- “Alexa, stop.” (playback of music, for example)
- “Alexa, pause.”
- “Alexa, continue.”
- “Alexa, play the song from the beginning.” (restarted currently playing song)
- “Wake me up at 5.” (created an alarm for 5:00 AM the next day)
These were unrecognized:
- “Alexa, pairing mode” (for Bluetooth)
- “Alexa, exit pairing mode”
The Echo has access to a vast array of Prime music (at the time of writing, everyone who has an Echo should already be an Amazon Prime member). You don’t have to ask for an individual song: you can ask for an artist, or even be less specific.
“Alexa, play some Prime music.”
“Here’s a Prime Playlist you might like. Earbud Vacation: West Coast Beaches.”
Comment: not sure why it picked that one, but okay.
“Alexa, play classical music.”
“Classical music.” (which then played)
“Alexa, play Echo Favorites playlist.”
Comment: I like this list, even though it doesn’t seem to be updated too often. It’s a somewhat eclectic list…these are the most requested Prime songs through Echo. Yes, there’s Uptown Funk and All About That Bass, but there are also classical selections…

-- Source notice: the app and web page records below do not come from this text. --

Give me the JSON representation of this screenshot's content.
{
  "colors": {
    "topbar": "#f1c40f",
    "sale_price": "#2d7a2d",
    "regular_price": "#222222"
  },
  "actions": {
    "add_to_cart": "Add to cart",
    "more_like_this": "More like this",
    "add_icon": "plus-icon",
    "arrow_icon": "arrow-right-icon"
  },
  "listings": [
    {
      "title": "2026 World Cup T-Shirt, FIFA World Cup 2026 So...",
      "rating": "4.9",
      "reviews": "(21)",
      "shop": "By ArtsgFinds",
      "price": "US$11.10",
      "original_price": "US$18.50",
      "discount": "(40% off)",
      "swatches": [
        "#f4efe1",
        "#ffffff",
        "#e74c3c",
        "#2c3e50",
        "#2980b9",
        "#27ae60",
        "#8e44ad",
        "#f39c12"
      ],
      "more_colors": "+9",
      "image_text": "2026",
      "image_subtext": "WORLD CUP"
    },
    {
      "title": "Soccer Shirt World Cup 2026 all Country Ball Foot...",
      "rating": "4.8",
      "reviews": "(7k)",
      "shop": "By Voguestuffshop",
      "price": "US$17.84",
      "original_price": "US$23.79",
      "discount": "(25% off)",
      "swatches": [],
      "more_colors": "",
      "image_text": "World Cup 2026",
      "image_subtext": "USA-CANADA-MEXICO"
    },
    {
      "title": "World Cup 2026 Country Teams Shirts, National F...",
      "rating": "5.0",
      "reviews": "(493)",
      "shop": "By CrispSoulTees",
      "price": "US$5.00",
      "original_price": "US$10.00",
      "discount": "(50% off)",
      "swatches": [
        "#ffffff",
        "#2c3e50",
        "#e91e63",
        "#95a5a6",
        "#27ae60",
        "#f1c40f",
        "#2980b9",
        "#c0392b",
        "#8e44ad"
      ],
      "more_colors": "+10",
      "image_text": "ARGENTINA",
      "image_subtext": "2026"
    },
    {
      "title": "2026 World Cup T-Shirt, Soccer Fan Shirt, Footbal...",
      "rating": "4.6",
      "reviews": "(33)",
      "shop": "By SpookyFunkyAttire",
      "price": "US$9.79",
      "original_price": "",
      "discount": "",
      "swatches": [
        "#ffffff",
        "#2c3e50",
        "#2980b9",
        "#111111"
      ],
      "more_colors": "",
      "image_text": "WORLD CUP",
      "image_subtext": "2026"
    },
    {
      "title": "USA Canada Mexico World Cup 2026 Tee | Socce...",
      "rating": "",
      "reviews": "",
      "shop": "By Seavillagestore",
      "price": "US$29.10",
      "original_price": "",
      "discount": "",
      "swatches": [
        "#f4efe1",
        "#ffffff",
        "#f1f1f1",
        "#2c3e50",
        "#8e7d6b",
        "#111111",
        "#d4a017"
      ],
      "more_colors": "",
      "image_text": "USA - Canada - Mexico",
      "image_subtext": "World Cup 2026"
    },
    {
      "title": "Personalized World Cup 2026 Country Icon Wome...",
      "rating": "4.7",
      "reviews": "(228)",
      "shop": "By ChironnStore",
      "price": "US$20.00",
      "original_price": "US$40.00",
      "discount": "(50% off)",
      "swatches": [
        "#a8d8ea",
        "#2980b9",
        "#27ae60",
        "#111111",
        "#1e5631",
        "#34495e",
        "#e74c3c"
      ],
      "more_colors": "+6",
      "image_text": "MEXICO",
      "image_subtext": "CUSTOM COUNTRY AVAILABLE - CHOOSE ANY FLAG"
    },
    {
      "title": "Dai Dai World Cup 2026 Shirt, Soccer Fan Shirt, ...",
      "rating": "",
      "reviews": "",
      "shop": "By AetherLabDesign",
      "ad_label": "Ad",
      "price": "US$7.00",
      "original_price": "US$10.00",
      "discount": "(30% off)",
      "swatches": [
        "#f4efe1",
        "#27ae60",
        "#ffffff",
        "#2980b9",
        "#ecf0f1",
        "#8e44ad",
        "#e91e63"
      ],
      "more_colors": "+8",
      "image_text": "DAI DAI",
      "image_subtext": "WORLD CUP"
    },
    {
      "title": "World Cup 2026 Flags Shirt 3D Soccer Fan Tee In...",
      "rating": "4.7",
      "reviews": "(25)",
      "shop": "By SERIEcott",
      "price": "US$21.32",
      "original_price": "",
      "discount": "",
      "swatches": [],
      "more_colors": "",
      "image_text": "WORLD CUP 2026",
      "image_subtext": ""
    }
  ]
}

This page is part of the I Love My Kindle blog by Bufo Calvin, and originally appeared on that site. It was later (July 26th, 2015) transferred to The Measured Circle blog. To support this or other blogs/organizations, buy Amazon Gift Cards from a link on the site, then use those to buy your items. There will be no cost to you, and a benefit to them.